The track has undergone significant modifications for the first time since 1996, when it made its championship debut, now featuring a new layout and asphalt. Seven corners have been modified with two removed entirely, bringing the total number of turns down to just 14 and shortening the track by 28 metres. The most significant modification is the removal of the Turn 9-10 chicane, which is replaced by a long, sweeping bend. Turns 1 and 3 have been widened on the inside, as has Turn 6, which is now significantly faster. Later in the lap, what was Turn 13 (now Turn 11) has been realigned to tighten the angle. The penultimate corner (now Turn 13) is another to have been widened, and also one of several to have its camber adjusted to allow for different lines to be taken.
As a temporary facility, Albert Park used to be quite bumpy but the new asphalt may have reduced this. This new surface should offer low grip (scoring two out of five) and reasonably contained levels of asphalt abrasion, which is set to result in moderate wear. The whole track is likely to be very ‘green’ and slippery at the start of the weekend, with a high degree of evolution expected (marked four out of five in Pirelli’s classification). Traction is important to get a good drive out of the short straights and corners, while braking and lateral forces are average. The severity of the loads is also average, with overall tyre stress again scoring three out of five.
Mario Isola – Pirelli Motorsport Director
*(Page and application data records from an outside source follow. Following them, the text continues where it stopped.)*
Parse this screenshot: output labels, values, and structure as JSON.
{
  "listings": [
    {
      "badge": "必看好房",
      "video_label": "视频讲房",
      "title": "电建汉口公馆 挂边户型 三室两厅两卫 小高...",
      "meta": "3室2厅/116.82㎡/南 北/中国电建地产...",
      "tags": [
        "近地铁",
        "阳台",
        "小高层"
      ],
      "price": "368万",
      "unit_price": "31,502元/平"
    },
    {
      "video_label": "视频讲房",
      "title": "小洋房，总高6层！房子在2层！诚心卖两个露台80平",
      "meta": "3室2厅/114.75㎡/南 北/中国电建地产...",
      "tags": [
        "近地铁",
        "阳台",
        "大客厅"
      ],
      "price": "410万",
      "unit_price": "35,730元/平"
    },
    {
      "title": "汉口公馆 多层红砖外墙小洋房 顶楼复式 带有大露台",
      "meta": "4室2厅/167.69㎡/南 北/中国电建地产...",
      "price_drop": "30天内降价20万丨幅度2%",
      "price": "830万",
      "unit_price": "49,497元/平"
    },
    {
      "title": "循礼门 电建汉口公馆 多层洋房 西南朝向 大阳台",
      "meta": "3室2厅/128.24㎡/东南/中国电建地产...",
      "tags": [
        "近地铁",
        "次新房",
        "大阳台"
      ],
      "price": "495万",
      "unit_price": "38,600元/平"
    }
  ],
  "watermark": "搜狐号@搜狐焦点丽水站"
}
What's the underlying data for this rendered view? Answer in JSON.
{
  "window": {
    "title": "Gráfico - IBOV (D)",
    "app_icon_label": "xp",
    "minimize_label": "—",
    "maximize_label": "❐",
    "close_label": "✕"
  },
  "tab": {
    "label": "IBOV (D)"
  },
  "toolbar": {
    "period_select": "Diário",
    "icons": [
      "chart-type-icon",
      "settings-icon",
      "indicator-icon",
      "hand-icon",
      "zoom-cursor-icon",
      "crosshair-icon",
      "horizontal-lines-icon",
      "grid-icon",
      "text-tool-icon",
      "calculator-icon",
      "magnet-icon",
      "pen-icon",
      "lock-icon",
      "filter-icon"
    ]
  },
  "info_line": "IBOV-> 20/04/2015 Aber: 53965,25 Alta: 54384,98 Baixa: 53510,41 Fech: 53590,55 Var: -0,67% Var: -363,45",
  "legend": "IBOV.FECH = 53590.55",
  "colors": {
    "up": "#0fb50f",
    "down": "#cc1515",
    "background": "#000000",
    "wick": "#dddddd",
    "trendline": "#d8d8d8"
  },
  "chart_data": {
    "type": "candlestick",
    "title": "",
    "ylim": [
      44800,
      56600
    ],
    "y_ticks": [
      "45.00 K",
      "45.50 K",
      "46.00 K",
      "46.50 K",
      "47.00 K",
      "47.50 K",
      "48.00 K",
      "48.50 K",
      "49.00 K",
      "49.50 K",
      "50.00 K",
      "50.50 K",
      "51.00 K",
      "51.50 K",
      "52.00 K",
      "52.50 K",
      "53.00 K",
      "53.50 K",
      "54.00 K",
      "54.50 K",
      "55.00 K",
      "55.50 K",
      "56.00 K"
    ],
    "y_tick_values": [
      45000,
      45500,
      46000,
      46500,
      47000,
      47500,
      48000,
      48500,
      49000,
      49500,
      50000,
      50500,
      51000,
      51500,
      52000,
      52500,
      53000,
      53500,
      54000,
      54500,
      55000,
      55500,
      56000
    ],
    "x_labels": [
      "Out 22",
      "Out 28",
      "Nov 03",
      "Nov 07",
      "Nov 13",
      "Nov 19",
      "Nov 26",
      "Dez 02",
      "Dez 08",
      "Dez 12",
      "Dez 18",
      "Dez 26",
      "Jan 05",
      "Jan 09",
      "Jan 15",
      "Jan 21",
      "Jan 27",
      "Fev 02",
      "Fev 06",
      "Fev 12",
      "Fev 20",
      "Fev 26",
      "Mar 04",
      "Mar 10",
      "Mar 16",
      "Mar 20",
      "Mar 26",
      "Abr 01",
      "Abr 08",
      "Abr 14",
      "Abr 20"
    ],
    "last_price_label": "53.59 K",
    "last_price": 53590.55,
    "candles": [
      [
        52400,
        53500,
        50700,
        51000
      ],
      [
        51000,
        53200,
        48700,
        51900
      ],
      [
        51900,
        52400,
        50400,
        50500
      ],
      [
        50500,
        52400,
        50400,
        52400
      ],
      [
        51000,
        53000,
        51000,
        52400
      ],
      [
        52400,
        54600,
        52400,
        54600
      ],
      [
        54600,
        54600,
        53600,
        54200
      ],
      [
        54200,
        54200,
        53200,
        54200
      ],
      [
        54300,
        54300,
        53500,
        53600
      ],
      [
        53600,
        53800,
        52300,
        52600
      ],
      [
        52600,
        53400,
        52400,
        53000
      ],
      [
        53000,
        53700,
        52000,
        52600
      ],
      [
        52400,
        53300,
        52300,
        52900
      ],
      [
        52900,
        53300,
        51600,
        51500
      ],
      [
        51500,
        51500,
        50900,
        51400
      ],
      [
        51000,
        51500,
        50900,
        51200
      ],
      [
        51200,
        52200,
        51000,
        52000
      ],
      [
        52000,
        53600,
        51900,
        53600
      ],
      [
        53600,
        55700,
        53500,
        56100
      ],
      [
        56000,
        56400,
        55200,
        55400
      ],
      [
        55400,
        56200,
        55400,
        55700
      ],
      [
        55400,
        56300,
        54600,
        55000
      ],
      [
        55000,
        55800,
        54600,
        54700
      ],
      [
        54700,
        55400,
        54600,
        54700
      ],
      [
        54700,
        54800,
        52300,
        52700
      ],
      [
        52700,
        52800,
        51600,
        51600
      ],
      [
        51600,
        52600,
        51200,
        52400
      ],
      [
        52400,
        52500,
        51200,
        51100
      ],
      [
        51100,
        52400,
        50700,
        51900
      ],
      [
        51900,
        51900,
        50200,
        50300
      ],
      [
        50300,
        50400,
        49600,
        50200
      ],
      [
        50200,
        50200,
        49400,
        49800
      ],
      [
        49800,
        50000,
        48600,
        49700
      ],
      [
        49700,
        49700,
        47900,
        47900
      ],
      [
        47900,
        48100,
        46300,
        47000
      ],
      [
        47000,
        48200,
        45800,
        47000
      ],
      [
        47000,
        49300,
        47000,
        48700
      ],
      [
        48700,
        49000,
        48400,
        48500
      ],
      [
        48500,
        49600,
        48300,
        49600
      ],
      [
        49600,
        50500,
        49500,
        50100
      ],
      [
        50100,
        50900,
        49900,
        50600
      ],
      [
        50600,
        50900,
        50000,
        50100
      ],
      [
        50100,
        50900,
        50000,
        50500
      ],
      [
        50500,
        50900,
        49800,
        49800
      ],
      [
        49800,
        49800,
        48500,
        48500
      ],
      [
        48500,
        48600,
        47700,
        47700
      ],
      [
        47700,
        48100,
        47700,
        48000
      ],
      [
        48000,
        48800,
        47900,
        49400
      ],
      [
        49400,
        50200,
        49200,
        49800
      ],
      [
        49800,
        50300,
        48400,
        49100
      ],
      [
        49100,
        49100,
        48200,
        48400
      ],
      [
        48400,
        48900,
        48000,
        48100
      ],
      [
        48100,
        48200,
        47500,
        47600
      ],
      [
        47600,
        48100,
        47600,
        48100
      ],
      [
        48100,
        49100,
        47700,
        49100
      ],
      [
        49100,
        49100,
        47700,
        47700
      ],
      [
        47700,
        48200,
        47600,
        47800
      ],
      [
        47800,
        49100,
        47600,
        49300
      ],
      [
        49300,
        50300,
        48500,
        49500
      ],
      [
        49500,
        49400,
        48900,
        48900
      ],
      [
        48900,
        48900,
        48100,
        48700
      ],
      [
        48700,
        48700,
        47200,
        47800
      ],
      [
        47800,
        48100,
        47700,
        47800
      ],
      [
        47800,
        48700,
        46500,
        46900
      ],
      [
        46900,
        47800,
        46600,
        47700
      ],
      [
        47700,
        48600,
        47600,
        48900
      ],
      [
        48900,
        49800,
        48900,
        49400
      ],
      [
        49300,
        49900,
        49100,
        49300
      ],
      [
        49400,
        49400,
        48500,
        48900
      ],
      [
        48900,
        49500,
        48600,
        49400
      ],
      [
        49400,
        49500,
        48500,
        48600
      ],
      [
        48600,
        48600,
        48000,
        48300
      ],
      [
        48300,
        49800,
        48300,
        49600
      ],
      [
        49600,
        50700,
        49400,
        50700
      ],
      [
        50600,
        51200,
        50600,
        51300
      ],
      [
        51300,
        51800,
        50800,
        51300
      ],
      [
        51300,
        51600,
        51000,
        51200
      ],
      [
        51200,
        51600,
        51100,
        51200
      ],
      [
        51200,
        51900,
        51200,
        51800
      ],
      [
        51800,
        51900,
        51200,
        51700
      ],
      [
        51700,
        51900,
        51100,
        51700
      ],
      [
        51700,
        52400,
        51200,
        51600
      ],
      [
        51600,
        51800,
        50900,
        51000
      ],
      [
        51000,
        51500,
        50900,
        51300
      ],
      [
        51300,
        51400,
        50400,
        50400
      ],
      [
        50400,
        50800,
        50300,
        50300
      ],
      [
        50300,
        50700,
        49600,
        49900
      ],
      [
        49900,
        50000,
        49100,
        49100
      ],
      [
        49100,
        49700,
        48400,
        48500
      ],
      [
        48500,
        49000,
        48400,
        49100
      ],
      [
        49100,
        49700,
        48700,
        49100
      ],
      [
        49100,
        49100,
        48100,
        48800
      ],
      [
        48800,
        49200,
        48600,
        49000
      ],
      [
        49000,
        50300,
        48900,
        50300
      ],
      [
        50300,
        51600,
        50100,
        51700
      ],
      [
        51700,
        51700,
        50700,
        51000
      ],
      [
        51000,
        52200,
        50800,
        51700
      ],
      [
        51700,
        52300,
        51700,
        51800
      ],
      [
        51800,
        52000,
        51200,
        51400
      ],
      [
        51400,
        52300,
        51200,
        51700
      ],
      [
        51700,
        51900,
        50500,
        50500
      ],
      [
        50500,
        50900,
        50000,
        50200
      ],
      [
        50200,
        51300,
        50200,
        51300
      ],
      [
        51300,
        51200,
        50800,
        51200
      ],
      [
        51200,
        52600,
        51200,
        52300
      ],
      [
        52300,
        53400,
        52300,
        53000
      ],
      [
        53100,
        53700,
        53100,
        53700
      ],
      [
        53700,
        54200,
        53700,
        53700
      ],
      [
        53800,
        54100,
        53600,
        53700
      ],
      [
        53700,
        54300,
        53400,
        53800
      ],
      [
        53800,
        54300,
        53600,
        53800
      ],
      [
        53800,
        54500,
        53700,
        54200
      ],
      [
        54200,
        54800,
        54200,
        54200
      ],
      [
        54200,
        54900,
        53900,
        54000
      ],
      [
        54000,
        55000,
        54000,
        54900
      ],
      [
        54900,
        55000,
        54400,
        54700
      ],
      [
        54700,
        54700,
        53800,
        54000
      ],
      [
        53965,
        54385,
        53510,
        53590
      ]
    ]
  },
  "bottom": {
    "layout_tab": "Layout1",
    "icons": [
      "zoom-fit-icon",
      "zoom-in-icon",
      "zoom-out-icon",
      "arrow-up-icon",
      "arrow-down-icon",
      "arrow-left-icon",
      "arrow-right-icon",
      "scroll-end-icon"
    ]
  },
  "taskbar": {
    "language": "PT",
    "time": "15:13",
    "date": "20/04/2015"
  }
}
“Compared to previous occasions, and with the drivers not having raced there for two seasons, this year there are a few unknowns to the Australian Grand Prix: first of all the circuit layout has been heavily revised to improve overtaking and, as a result, there’s also new asphalt that should be quite smooth. This means the track is likely to offer very low levels of grip at the start, with a high degree of evolution expected over the weekend and an extremely slippery surface if it rains. We will also head to Melbourne a couple of weeks later compared to previous seasons, when autumn has already started in the southern hemisphere, so conditions could be more variable. Last but not least, there is a completely new generation of cars and tyres that the drivers are still trying to learn about. All these factors mean that there will be a lot of work to do for teams and drivers in the free practice sessions. We decided to opt for the step in the compound nominations because we noticed that there was a relatively small performance gap between the C3 and C4 compounds during development testing, and we believe that Albert Park – with its new asphalt and layout – is a good place to try out this option.”